* **TASK REQUIREMENTS**: Scan the data below and copy each line where "align" occurs.

* **GIVEN DATA**:
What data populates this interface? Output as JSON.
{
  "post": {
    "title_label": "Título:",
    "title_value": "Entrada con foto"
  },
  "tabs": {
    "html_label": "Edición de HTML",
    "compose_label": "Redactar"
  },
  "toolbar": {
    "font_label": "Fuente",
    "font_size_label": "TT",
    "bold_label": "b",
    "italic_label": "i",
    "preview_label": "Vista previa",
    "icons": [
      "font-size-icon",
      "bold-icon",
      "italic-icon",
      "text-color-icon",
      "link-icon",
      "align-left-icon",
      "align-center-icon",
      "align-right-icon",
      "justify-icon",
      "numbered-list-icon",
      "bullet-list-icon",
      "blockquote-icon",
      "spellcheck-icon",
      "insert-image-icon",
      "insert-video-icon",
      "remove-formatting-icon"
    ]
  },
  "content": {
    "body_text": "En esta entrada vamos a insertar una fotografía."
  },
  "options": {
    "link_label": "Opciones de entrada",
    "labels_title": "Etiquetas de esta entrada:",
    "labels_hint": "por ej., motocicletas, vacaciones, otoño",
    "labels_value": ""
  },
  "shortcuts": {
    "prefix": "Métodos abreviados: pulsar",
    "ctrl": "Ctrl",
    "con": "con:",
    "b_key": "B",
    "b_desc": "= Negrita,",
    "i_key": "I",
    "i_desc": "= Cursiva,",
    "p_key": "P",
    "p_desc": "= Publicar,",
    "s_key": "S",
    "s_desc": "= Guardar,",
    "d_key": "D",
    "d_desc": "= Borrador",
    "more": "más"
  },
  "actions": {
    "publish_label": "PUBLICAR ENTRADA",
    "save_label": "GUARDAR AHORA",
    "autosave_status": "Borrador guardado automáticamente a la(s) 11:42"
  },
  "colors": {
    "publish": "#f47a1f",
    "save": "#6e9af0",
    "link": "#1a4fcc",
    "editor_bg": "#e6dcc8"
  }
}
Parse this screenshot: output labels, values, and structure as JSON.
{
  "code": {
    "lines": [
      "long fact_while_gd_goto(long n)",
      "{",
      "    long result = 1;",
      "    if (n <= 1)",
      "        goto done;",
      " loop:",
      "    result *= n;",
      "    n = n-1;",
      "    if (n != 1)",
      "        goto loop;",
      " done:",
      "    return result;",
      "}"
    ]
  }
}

* **ANSWER SECTION**:
      "align-left-icon",
      "align-center-icon",
      "align-right-icon",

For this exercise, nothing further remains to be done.